  • Active learning classrooms can have up to 10 displays. Because commodity hardware is so affordable, BYU is able to deploy a touchscreen control systems for almost every video display.
  • Microservers running in a Docker container could be an interesting way to create cross platform device drivers.
  • The SALT stack can be used to manage policies and security updates on Linux devices.
  • The ELK stack can be used to store and visualise data.

Mentions

Daniel Wells, Brad Streeter, Joe Blodgett, BYU, Raspberry Pi, Sony, Epson, ELK, Aurora Reax, C#, .net, Node.js, Golang, Docker, SALT, Linux, JWT, CCUMC, University Of Utah

Episode 26: Andrew Page on Raspberry Pi’s, Sourcing AV From Alibaba, Virtual Reality and Continuous Deployment in AV Systems

Andrew Page has been working at Cornell University for over 16 years and currently Manager of Integrated Audio and Video Engineering.

He has experience designing and delivering for unified communications, digital signage, video conferencing, web conferencing, content delivery networks, webcasting, and video platform services as well as cloud based solutions.

Highlights From This Episode

  • AV Control with a Raspberry Pi, Raspberry Pi Touchscreen, HTML5 and NodeRED
  • Ordering Matrix Switchers from Alibaba
  • Deciding between Contract Manufacturing and Established AV manufacturers
  • How to Manage and Scale software defined systems
  • Enterprise monitoring of AV systems

Mentioned In This Episode

Cornell University, Glyph Technologies, Cisco, Zoom, NodeRED, Javascript, Node.js, NPM, Kramer, PJLink, Amazon Alexa, Revit, Blender, Unreal Engine, David Bianchiardi, Raspberry Pi Foundation, Chromium, Angular, Alibaba, Amazon Alexa, Colin Birney

Episode 25: Mike Adams on Standardized User Experience, Professional USB and Meeting Rooms As A Service

Mike Adams got his start as a Sales and Support Consultant for Apple, and has held several marketing and management positions for AV manufacturers like Polycom and integration companies such as Videonations and Vega Global. He’s also served as a startup mentor and is currently EMEA channel manager at Zoom.

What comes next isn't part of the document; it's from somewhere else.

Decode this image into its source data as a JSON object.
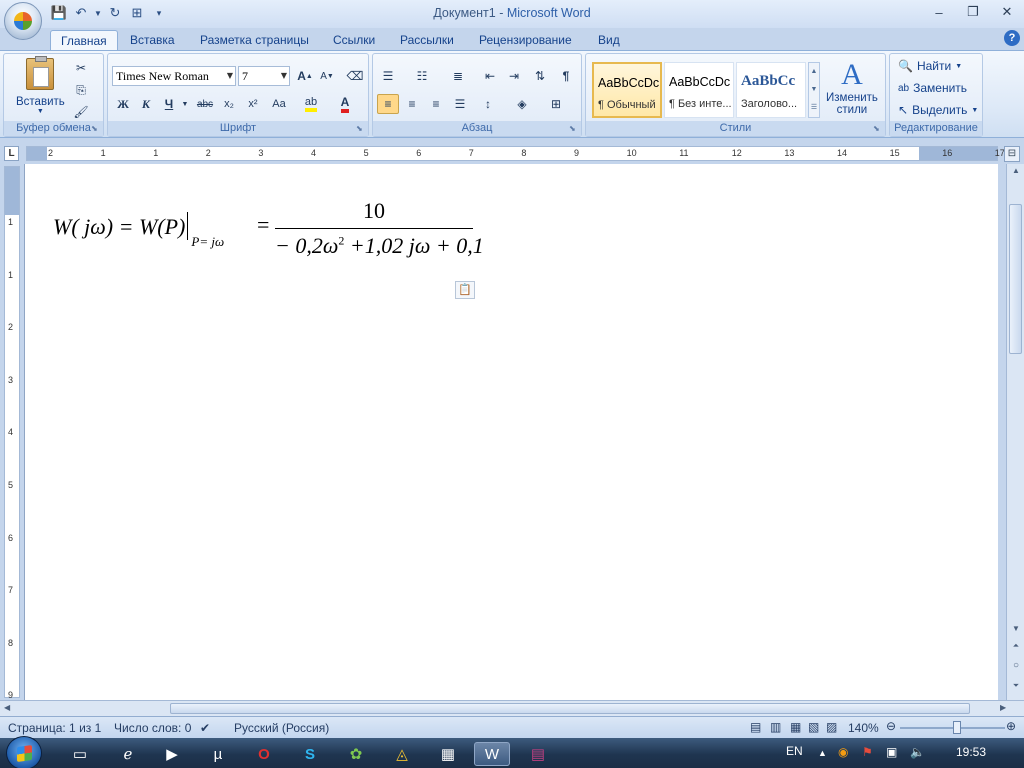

Zoom is a software defined video collaboration solution in use by over 1,000,000 companies and millions of users including myself and this podcast. All of our remote interviews are recorded with Zoom and I also use it to host webinars and collaborate with customers and my development team.

Highlights From This Episode

  • Why USB has a place in professional installations
  • Software Defined Systems create recurring revenue for integrators and have a long (30 year!) refresh cycle
  • A few business model approaches to structuring Meeting Rooms As A Service
  • How to use commodity hardware as a closed appliance
  • Why hardware based system cannot compete with software

Mentioned In This Episode

Zoom, Polycom, Videonations, Vega Global, Crestron, Cisco, Simple MDM